- **DESCRIPTION OF THE TASK**
Every line of the material must be written out again unchanged.

___ SOURCE INFORMATION ___

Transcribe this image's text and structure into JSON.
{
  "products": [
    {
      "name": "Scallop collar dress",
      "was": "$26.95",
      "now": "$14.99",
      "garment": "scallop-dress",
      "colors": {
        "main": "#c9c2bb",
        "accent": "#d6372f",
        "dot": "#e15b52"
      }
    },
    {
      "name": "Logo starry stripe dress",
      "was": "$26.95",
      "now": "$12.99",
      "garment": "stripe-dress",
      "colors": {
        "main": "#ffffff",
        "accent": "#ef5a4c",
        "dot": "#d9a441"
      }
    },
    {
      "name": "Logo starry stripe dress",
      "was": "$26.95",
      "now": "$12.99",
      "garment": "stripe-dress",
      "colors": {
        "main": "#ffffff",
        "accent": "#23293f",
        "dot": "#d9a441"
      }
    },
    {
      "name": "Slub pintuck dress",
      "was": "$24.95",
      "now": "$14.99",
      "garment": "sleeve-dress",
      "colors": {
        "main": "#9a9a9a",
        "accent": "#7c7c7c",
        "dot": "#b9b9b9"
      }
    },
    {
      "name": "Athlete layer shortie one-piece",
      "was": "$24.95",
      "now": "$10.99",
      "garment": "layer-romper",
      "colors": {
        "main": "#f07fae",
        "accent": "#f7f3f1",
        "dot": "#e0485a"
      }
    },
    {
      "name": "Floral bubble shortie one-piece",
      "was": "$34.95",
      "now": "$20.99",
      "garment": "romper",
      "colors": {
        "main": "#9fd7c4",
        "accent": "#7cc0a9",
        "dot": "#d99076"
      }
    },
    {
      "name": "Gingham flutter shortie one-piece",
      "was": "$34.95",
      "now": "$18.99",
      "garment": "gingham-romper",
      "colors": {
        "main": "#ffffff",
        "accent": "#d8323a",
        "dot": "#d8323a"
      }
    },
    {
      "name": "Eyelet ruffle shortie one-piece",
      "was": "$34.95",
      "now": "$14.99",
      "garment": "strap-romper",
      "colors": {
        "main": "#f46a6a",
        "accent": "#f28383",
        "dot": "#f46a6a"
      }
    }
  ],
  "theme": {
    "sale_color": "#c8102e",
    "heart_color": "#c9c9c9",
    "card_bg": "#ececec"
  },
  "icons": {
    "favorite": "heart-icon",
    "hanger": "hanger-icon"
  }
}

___

- **FINISHED TASK**
Transcribe this image's text and structure into JSON.
{
  "products": [
    {
      "name": "Scallop collar dress",
      "was": "$26.95",
      "now": "$14.99",
      "garment": "scallop-dress",
      "colors": {
        "main": "#c9c2bb",
        "accent": "#d6372f",
        "dot": "#e15b52"
      }
    },
    {
      "name": "Logo starry stripe dress",
      "was": "$26.95",
      "now": "$12.99",
      "garment": "stripe-dress",
      "colors": {
        "main": "#ffffff",
        "accent": "#ef5a4c",
        "dot": "#d9a441"
      }
    },
    {
      "name": "Logo starry stripe dress",
      "was": "$26.95",
      "now": "$12.99",
      "garment": "stripe-dress",
      "colors": {
        "main": "#ffffff",
        "accent": "#23293f",
        "dot": "#d9a441"
      }
    },
    {
      "name": "Slub pintuck dress",
      "was": "$24.95",
      "now": "$14.99",
      "garment": "sleeve-dress",
      "colors": {
        "main": "#9a9a9a",
        "accent": "#7c7c7c",
        "dot": "#b9b9b9"
      }
    },
    {
      "name": "Athlete layer shortie one-piece",
      "was": "$24.95",
      "now": "$10.99",
      "garment": "layer-romper",
      "colors": {
        "main": "#f07fae",
        "accent": "#f7f3f1",
        "dot": "#e0485a"
      }
    },
    {
      "name": "Floral bubble shortie one-piece",
      "was": "$34.95",
      "now": "$20.99",
      "garment": "romper",
      "colors": {
        "main": "#9fd7c4",
        "accent": "#7cc0a9",
        "dot": "#d99076"
      }
    },
    {
      "name": "Gingham flutter shortie one-piece",
      "was": "$34.95",
      "now": "$18.99",
      "garment": "gingham-romper",
      "colors": {
        "main": "#ffffff",
        "accent": "#d8323a",
        "dot": "#d8323a"
      }
    },
    {
      "name": "Eyelet ruffle shortie one-piece",
      "was": "$34.95",
      "now": "$14.99",
      "garment": "strap-romper",
      "colors": {
        "main": "#f46a6a",
        "accent": "#f28383",
        "dot": "#f46a6a"
      }
    }
  ],
  "theme": {
    "sale_color": "#c8102e",
    "heart_color": "#c9c9c9",
    "card_bg": "#ececec"
  },
  "icons": {
    "favorite": "heart-icon",
    "hanger": "hanger-icon"
  }
}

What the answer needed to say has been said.